Traditionally considered among the strictest in Europe, Italian export regulations have just been amended following an almost three-year debate. The discussion on the reasons for the stagnation of the art market in Italy was originally promoted by Progetto Apollo, an association of art dealers, auction houses and other professionals operating in the art market. The legal advisor of the group, Italian art lawyer Giuseppe Calabi, has commented positively on the recent amendments by saying that the reform has established a reasonable balance between heritage protection and private ownership and that hopefully other steps towards a greater liberalisation of the Italian art market will follow.

So far, the changes implemented in August mainly affect the bureaucratic export licensing process.

The reform has introduced a new minimum value threshold allowing the export of artworks up to a value of €13,500, through a simple self-certification procedure.

More importantly, the new regulations provide for an extension of the age threshold from 50 years to 70 years.  If the artwork was created less than 70 years ago, a self-declaration will suffice to export it from Italy without a licence. This means that artworks from the 1950s and 1960s (such as those created by Lucio Fontana, Enrico Castellani, Piero Manzoni, Enrico Baj, Agostino Bonalumi and Fausto Melotti) will now become more attractive for UK and other international auction houses and art dealers. Artworks by deceased artists made more than 70 years ago continue to require an export licence.

There are more changes ahead: the Italian Government aims to introduce five-year ‘passports’, to facilitate the movement of artworks in and out of Italian borders.

Another development is the preparation of new guidelines setting out more transparent and consistent criteria for the acceptance or denial of export licences. This initiative, promoted by the Cultural Heritage Ministry, aims at limiting the discretion of government officials in charge of deciding whether to issue an export licence for individual artworks.
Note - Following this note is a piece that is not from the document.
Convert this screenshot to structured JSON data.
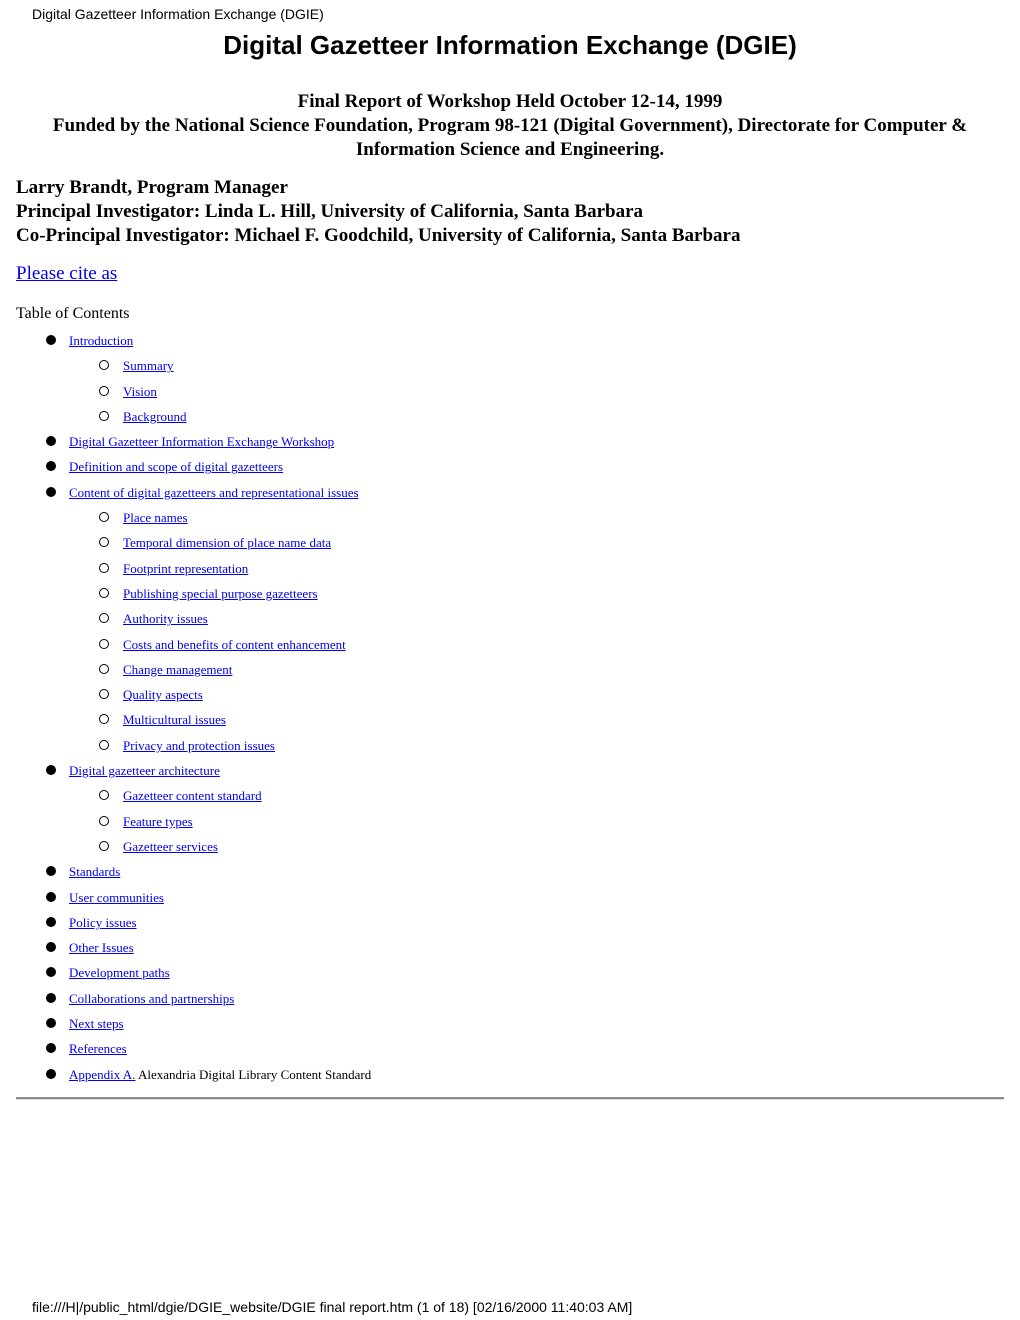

Despite these modest improvements, hopefully the new measures will have a positive effect on the Italian art market which now represents only 1.5% of the global art trade (according to Tefaf Art Market Report 2017).

Francesca Barra

Published 27 September 2017